  • enhancing the credibility and objectivity of financial reporting
  • supporting identification and management of financial and other risks
  • ensuring compliance with laws and regulations.

The audit committee will provide advice on financial management and broader aspects of the council’s operations, particularly where compliance issues and risks are involved.

The audit committee is independent of management and acts independently from the council’s finance committee. The audit committee reports to the council and provides advice to help the council make decisions.

The audit committee should include independent members and must be chaired by an independent person. Council Chief Executive Officers and senior managers should not normally be members of the committee, although they may assist the committee by attending meetings and providing administrative support. The chair may also bring matters to council as a right, without requiring agreement by the Chief Executive Officer. This represents a further check and balance for financial probity and provides additional protection for council governance. 

Contracts and tendering

Councils may enter into contracts for goods or services or for the carrying out of works.

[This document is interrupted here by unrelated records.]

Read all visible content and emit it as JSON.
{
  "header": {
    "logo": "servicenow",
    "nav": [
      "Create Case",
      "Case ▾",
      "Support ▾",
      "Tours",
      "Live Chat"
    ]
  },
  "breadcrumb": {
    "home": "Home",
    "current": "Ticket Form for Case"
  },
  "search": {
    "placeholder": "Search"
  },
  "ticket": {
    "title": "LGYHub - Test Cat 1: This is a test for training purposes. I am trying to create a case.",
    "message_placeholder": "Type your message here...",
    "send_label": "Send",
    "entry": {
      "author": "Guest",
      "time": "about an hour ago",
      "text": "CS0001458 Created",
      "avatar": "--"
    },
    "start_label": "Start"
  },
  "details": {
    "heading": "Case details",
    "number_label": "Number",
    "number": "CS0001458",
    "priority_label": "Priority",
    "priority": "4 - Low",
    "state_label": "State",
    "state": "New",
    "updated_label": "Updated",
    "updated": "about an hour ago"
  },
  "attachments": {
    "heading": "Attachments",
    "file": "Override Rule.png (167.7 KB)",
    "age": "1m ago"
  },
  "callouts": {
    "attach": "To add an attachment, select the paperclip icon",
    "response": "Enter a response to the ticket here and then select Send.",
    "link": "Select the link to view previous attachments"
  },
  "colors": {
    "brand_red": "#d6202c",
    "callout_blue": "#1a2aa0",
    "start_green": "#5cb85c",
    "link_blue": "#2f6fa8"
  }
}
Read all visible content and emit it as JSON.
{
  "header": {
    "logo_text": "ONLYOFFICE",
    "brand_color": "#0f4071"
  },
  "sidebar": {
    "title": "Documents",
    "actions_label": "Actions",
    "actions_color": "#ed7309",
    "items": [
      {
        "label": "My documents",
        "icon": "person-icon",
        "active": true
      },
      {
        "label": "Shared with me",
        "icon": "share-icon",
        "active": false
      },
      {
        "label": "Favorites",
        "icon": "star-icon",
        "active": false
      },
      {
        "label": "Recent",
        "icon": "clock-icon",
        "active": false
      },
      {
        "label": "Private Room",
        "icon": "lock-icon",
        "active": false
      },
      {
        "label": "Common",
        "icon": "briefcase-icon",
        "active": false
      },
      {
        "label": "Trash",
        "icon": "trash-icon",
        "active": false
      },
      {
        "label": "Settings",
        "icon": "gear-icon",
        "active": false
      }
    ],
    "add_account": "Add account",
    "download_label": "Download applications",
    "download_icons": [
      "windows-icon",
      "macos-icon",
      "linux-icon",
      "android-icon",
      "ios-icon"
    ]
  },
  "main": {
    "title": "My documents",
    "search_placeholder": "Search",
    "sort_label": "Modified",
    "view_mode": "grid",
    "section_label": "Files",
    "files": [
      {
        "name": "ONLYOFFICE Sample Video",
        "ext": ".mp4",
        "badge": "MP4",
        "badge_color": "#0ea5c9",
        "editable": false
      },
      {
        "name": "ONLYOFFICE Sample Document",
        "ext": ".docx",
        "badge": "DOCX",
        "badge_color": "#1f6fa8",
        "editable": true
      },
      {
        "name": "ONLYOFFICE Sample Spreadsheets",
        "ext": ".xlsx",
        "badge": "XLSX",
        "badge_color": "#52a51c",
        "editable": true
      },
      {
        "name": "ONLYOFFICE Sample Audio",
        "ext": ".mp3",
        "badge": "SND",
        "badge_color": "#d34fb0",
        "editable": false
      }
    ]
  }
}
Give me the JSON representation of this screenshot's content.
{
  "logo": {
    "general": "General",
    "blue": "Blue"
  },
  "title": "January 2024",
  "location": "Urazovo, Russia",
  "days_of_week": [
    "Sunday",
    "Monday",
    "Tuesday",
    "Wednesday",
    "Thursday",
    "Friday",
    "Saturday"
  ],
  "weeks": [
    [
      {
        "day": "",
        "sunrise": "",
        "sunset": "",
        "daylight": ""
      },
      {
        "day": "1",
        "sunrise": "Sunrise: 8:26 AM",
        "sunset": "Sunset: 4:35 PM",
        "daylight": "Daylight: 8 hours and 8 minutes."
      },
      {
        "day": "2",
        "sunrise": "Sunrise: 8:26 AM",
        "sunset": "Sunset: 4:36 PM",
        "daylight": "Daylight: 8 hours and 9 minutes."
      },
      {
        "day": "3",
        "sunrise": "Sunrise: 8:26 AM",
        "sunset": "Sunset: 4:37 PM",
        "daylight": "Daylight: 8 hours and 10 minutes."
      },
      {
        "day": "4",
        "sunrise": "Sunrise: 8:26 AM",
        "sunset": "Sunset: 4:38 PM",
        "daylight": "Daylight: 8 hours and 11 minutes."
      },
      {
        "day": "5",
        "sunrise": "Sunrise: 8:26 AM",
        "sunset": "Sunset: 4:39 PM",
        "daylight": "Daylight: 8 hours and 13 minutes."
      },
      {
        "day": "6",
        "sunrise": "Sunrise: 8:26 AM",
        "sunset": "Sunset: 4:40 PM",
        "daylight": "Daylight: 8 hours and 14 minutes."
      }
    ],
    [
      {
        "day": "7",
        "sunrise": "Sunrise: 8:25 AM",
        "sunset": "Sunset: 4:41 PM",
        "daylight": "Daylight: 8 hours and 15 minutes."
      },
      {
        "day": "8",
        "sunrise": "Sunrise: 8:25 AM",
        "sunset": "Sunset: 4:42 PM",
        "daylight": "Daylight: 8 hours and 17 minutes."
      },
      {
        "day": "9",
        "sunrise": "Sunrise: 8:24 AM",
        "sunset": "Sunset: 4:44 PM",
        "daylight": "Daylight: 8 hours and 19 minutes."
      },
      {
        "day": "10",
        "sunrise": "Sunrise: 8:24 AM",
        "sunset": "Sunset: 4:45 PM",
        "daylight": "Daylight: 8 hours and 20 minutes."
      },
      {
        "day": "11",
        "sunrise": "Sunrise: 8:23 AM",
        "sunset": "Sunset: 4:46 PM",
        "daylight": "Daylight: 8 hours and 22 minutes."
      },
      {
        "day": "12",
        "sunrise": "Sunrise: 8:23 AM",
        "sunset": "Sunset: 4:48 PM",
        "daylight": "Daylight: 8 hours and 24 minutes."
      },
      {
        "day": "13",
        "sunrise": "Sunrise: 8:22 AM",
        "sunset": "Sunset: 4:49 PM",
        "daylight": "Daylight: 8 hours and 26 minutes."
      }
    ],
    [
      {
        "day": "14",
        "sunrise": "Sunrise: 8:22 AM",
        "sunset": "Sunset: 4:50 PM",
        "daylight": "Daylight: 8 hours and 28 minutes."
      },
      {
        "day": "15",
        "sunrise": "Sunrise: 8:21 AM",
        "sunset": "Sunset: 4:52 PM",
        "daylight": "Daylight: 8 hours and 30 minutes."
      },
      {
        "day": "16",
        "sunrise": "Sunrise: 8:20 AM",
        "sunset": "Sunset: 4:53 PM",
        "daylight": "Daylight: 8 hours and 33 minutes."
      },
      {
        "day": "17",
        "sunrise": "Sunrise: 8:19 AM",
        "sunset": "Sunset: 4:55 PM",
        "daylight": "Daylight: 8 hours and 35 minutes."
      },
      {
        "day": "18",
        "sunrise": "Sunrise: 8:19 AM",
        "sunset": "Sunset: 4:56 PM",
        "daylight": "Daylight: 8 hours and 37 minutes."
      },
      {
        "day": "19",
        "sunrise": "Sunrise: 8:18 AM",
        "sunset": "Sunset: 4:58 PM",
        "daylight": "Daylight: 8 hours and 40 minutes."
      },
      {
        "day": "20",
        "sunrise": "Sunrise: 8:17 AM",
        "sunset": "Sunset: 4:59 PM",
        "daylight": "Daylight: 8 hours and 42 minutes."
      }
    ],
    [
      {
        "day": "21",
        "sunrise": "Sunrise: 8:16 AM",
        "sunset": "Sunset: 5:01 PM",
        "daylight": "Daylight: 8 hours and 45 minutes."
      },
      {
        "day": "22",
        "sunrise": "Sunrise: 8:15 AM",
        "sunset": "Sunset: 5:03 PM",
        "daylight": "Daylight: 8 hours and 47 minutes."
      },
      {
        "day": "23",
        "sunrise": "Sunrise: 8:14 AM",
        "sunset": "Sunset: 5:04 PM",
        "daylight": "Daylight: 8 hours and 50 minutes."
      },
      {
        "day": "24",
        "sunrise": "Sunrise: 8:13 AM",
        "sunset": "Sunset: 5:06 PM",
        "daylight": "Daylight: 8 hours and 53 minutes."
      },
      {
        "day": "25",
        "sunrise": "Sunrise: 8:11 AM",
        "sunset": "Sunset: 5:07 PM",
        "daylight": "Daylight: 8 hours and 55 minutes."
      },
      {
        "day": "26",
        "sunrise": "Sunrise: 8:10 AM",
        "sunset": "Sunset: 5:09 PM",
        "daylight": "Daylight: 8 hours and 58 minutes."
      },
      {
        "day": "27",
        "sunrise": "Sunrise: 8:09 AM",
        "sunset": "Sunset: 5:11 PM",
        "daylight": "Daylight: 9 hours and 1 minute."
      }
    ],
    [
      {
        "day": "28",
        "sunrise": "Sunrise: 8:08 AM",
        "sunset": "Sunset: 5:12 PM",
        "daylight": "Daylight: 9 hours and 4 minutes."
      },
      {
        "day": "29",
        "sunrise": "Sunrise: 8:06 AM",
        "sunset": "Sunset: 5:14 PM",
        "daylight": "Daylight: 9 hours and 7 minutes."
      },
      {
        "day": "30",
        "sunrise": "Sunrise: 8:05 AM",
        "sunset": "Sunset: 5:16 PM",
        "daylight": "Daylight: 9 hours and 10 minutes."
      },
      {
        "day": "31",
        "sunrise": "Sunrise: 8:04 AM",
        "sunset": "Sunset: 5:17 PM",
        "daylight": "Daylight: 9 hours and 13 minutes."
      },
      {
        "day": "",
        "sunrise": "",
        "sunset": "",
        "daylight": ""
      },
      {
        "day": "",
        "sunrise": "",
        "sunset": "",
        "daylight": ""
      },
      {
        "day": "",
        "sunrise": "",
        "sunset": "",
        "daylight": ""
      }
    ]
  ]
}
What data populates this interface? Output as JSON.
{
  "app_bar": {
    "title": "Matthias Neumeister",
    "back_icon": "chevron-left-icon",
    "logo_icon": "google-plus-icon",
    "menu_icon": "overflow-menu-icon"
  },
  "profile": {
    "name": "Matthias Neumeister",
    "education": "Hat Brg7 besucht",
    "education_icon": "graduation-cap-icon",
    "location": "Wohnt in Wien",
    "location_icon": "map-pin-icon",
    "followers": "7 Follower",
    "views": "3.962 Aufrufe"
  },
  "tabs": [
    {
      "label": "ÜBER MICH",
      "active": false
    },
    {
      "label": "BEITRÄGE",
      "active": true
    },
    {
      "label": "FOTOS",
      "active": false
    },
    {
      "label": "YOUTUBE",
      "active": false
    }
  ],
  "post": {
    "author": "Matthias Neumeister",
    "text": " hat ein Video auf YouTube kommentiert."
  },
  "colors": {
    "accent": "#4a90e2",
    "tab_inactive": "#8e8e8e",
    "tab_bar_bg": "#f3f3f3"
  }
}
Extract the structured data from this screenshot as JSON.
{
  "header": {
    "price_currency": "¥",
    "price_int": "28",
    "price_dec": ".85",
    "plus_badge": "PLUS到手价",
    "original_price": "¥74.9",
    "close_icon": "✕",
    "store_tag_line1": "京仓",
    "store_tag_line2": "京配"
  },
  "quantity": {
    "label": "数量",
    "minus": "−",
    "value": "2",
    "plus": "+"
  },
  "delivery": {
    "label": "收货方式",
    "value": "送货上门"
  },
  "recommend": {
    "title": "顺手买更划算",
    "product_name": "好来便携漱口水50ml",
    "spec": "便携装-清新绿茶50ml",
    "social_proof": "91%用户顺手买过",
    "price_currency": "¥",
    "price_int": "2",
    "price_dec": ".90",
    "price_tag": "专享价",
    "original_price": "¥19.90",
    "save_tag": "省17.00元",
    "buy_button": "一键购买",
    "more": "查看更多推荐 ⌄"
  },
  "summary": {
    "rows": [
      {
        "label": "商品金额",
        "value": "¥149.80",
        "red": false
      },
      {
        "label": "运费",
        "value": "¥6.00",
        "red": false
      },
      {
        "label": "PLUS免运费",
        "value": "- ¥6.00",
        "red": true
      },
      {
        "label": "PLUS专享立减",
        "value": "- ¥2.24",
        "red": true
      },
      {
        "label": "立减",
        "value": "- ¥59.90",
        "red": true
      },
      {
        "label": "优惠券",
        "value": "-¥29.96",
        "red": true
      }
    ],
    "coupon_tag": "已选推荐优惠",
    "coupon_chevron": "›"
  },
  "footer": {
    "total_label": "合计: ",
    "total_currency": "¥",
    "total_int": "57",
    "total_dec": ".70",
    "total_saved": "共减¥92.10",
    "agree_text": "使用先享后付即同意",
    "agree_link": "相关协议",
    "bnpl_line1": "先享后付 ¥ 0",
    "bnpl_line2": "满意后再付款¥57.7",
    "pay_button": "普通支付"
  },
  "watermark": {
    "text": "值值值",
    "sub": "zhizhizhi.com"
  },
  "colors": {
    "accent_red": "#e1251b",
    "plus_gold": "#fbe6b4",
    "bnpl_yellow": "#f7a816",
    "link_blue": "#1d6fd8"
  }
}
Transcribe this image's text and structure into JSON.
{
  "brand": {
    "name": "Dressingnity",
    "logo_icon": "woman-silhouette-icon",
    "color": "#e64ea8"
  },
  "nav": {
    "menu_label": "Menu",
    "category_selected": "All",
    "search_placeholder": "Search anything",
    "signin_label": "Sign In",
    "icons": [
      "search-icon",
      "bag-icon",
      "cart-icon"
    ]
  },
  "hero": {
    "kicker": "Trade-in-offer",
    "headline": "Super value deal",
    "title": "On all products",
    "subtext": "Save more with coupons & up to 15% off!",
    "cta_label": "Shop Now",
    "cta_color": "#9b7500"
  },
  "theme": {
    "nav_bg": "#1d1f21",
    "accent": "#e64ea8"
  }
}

Section 186 of the Local Government Act requires that a council must give public notice and invite tenders or expressions of interest before it enters into a contract that has a value of more than $150,000 (for purchase of goods or services) or $200,000 (for carrying out of works).

Councils are not required to accept the best tender but must demonstrate best value.

Monitoring performance

Councils regularly review progress in achieving the directions, goals and financial outcomes contained in the council plan and other strategic documents. The results of these reviews can have an important impact on future council decisions.

The Act requires that at least once a year a council must consider whether its four- year council plan requires any adjustment. The public must be consulted about any changes to the council plan.

Regular financial reports form an important part of any monitoring system. The Local Government Act requires that the Chief Executive Officer must ensure that the council is presented with a statement comparing the actual revenue and expenditure for the financial year with the budget at least quarterly. These financial reports are presented at a council meeting and enable a council to make any adjustments it needs to its annual program.

Each council must appoint an internal audit committee to provide ongoing advice about its financial systems and approach, risk management and compliance with relevant legislation. An external auditor also conducts an annual audit of a council’s finances.

The Chief Executive Officer has a vital role in setting up reporting systems to enable the council to monitor its progress and take any action needed to maintain progress towards its agreed outcomes.

Entrepreneurial activities

The Local Government Act gives councils the power to engage in various types of enterprises - for example, becoming a member of a corporation or partnership, or participating in a joint venture with another body.

The Act places certain requirements on councils to ensure the proper management of risks in such cases. Councils must consider a formal risk assessment report from a suitably qualified person before approving any such venture where the total risk exceeds $100,000 or 1% of council's rate revenue.

If the total risk exceeds $500,000 or 5% of rates income, the council must also obtain the approval of the Minister for Local Government, and if it exceeds $5 million, the Treasurer’s approval is also required.